# Record extracts
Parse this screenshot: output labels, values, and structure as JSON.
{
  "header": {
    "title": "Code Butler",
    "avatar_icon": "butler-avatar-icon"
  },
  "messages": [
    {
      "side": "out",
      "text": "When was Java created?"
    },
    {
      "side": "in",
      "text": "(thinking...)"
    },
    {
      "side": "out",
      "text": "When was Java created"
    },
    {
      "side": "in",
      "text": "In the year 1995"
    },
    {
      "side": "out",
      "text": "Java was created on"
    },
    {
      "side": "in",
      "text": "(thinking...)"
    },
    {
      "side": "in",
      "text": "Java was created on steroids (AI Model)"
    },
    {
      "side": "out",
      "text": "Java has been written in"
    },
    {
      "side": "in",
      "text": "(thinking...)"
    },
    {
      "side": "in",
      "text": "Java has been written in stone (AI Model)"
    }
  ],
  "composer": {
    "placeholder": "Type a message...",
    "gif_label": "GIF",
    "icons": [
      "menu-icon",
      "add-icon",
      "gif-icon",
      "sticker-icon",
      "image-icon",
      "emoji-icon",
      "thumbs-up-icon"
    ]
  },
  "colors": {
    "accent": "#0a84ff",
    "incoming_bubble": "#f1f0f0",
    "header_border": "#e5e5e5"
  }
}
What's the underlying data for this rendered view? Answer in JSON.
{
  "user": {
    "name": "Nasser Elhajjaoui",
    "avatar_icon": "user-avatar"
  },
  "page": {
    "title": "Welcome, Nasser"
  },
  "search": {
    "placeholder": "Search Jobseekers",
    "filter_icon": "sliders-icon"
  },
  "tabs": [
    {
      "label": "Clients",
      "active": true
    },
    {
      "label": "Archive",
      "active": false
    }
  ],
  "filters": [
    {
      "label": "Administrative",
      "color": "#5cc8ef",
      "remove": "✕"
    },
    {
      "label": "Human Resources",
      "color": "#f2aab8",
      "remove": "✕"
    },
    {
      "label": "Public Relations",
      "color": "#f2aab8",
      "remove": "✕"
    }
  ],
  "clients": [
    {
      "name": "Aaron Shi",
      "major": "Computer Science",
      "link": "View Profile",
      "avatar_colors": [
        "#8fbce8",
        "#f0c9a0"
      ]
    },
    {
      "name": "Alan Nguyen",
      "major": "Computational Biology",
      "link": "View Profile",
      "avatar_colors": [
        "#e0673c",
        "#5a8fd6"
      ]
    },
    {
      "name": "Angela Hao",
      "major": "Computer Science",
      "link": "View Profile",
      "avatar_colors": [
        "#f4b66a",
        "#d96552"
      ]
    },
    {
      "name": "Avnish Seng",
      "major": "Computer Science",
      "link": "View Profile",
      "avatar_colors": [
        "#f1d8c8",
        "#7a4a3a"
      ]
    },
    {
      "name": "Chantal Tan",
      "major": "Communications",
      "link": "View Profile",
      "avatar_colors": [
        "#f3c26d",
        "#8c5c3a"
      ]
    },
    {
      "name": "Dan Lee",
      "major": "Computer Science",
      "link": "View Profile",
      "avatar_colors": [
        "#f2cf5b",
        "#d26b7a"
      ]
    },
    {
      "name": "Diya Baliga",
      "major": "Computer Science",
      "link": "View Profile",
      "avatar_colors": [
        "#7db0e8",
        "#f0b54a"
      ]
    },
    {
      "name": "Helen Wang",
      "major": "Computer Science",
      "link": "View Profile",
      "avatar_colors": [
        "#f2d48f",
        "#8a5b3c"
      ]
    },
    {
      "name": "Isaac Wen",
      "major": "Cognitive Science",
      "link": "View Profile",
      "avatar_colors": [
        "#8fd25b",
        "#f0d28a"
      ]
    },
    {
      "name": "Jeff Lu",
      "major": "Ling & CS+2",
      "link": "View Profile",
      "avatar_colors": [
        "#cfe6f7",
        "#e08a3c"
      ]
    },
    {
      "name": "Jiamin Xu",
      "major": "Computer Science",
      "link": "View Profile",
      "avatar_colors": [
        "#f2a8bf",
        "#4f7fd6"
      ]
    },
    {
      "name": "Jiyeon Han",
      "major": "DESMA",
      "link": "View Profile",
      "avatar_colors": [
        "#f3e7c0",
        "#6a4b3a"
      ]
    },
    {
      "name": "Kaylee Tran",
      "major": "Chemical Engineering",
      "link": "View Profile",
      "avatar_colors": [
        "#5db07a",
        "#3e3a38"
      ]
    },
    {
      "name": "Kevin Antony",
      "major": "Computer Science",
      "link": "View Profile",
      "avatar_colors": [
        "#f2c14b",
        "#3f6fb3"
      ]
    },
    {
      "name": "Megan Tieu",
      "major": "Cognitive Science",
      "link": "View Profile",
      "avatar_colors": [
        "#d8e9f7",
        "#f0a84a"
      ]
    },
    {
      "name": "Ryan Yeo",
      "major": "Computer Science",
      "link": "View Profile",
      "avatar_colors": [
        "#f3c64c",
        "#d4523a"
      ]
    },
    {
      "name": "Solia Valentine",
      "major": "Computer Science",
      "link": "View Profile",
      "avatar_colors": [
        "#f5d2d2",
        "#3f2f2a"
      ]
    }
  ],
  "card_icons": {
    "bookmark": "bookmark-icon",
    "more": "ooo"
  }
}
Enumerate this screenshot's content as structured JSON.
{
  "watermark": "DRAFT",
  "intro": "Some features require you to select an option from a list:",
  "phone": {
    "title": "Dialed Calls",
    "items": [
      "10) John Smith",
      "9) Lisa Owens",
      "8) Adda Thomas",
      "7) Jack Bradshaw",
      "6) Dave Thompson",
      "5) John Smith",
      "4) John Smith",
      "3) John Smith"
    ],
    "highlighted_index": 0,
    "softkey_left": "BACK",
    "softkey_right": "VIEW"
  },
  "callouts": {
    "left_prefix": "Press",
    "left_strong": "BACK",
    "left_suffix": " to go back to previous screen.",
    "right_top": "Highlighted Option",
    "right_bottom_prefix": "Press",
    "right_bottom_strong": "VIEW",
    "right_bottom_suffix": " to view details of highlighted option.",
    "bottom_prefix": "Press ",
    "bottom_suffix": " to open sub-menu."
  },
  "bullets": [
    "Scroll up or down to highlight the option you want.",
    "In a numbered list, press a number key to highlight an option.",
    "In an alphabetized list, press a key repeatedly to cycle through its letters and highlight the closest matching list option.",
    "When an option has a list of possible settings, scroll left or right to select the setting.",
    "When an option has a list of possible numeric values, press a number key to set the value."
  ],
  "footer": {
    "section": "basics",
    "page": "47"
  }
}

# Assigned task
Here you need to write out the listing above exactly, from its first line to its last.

# Your solution
Parse this screenshot: output labels, values, and structure as JSON.
{
  "header": {
    "title": "Code Butler",
    "avatar_icon": "butler-avatar-icon"
  },
  "messages": [
    {
      "side": "out",
      "text": "When was Java created?"
    },
    {
      "side": "in",
      "text": "(thinking...)"
    },
    {
      "side": "out",
      "text": "When was Java created"
    },
    {
      "side": "in",
      "text": "In the year 1995"
    },
    {
      "side": "out",
      "text": "Java was created on"
    },
    {
      "side": "in",
      "text": "(thinking...)"
    },
    {
      "side": "in",
      "text": "Java was created on steroids (AI Model)"
    },
    {
      "side": "out",
      "text": "Java has been written in"
    },
    {
      "side": "in",
      "text": "(thinking...)"
    },
    {
      "side": "in",
      "text": "Java has been written in stone (AI Model)"
    }
  ],
  "composer": {
    "placeholder": "Type a message...",
    "gif_label": "GIF",
    "icons": [
      "menu-icon",
      "add-icon",
      "gif-icon",
      "sticker-icon",
      "image-icon",
      "emoji-icon",
      "thumbs-up-icon"
    ]
  },
  "colors": {
    "accent": "#0a84ff",
    "incoming_bubble": "#f1f0f0",
    "header_border": "#e5e5e5"
  }
}
What's the underlying data for this rendered view? Answer in JSON.
{
  "user": {
    "name": "Nasser Elhajjaoui",
    "avatar_icon": "user-avatar"
  },
  "page": {
    "title": "Welcome, Nasser"
  },
  "search": {
    "placeholder": "Search Jobseekers",
    "filter_icon": "sliders-icon"
  },
  "tabs": [
    {
      "label": "Clients",
      "active": true
    },
    {
      "label": "Archive",
      "active": false
    }
  ],
  "filters": [
    {
      "label": "Administrative",
      "color": "#5cc8ef",
      "remove": "✕"
    },
    {
      "label": "Human Resources",
      "color": "#f2aab8",
      "remove": "✕"
    },
    {
      "label": "Public Relations",
      "color": "#f2aab8",
      "remove": "✕"
    }
  ],
  "clients": [
    {
      "name": "Aaron Shi",
      "major": "Computer Science",
      "link": "View Profile",
      "avatar_colors": [
        "#8fbce8",
        "#f0c9a0"
      ]
    },
    {
      "name": "Alan Nguyen",
      "major": "Computational Biology",
      "link": "View Profile",
      "avatar_colors": [
        "#e0673c",
        "#5a8fd6"
      ]
    },
    {
      "name": "Angela Hao",
      "major": "Computer Science",
      "link": "View Profile",
      "avatar_colors": [
        "#f4b66a",
        "#d96552"
      ]
    },
    {
      "name": "Avnish Seng",
      "major": "Computer Science",
      "link": "View Profile",
      "avatar_colors": [
        "#f1d8c8",
        "#7a4a3a"
      ]
    },
    {
      "name": "Chantal Tan",
      "major": "Communications",
      "link": "View Profile",
      "avatar_colors": [
        "#f3c26d",
        "#8c5c3a"
      ]
    },
    {
      "name": "Dan Lee",
      "major": "Computer Science",
      "link": "View Profile",
      "avatar_colors": [
        "#f2cf5b",
        "#d26b7a"
      ]
    },
    {
      "name": "Diya Baliga",
      "major": "Computer Science",
      "link": "View Profile",
      "avatar_colors": [
        "#7db0e8",
        "#f0b54a"
      ]
    },
    {
      "name": "Helen Wang",
      "major": "Computer Science",
      "link": "View Profile",
      "avatar_colors": [
        "#f2d48f",
        "#8a5b3c"
      ]
    },
    {
      "name": "Isaac Wen",
      "major": "Cognitive Science",
      "link": "View Profile",
      "avatar_colors": [
        "#8fd25b",
        "#f0d28a"
      ]
    },
    {
      "name": "Jeff Lu",
      "major": "Ling & CS+2",
      "link": "View Profile",
      "avatar_colors": [
        "#cfe6f7",
        "#e08a3c"
      ]
    },
    {
      "name": "Jiamin Xu",
      "major": "Computer Science",
      "link": "View Profile",
      "avatar_colors": [
        "#f2a8bf",
        "#4f7fd6"
      ]
    },
    {
      "name": "Jiyeon Han",
      "major": "DESMA",
      "link": "View Profile",
      "avatar_colors": [
        "#f3e7c0",
        "#6a4b3a"
      ]
    },
    {
      "name": "Kaylee Tran",
      "major": "Chemical Engineering",
      "link": "View Profile",
      "avatar_colors": [
        "#5db07a",
        "#3e3a38"
      ]
    },
    {
      "name": "Kevin Antony",
      "major": "Computer Science",
      "link": "View Profile",
      "avatar_colors": [
        "#f2c14b",
        "#3f6fb3"
      ]
    },
    {
      "name": "Megan Tieu",
      "major": "Cognitive Science",
      "link": "View Profile",
      "avatar_colors": [
        "#d8e9f7",
        "#f0a84a"
      ]
    },
    {
      "name": "Ryan Yeo",
      "major": "Computer Science",
      "link": "View Profile",
      "avatar_colors": [
        "#f3c64c",
        "#d4523a"
      ]
    },
    {
      "name": "Solia Valentine",
      "major": "Computer Science",
      "link": "View Profile",
      "avatar_colors": [
        "#f5d2d2",
        "#3f2f2a"
      ]
    }
  ],
  "card_icons": {
    "bookmark": "bookmark-icon",
    "more": "ooo"
  }
}
Enumerate this screenshot's content as structured JSON.
{
  "watermark": "DRAFT",
  "intro": "Some features require you to select an option from a list:",
  "phone": {
    "title": "Dialed Calls",
    "items": [
      "10) John Smith",
      "9) Lisa Owens",
      "8) Adda Thomas",
      "7) Jack Bradshaw",
      "6) Dave Thompson",
      "5) John Smith",
      "4) John Smith",
      "3) John Smith"
    ],
    "highlighted_index": 0,
    "softkey_left": "BACK",
    "softkey_right": "VIEW"
  },
  "callouts": {
    "left_prefix": "Press",
    "left_strong": "BACK",
    "left_suffix": " to go back to previous screen.",
    "right_top": "Highlighted Option",
    "right_bottom_prefix": "Press",
    "right_bottom_strong": "VIEW",
    "right_bottom_suffix": " to view details of highlighted option.",
    "bottom_prefix": "Press ",
    "bottom_suffix": " to open sub-menu."
  },
  "bullets": [
    "Scroll up or down to highlight the option you want.",
    "In a numbered list, press a number key to highlight an option.",
    "In an alphabetized list, press a key repeatedly to cycle through its letters and highlight the closest matching list option.",
    "When an option has a list of possible settings, scroll left or right to select the setting.",
    "When an option has a list of possible numeric values, press a number key to set the value."
  ],
  "footer": {
    "section": "basics",
    "page": "47"
  }
}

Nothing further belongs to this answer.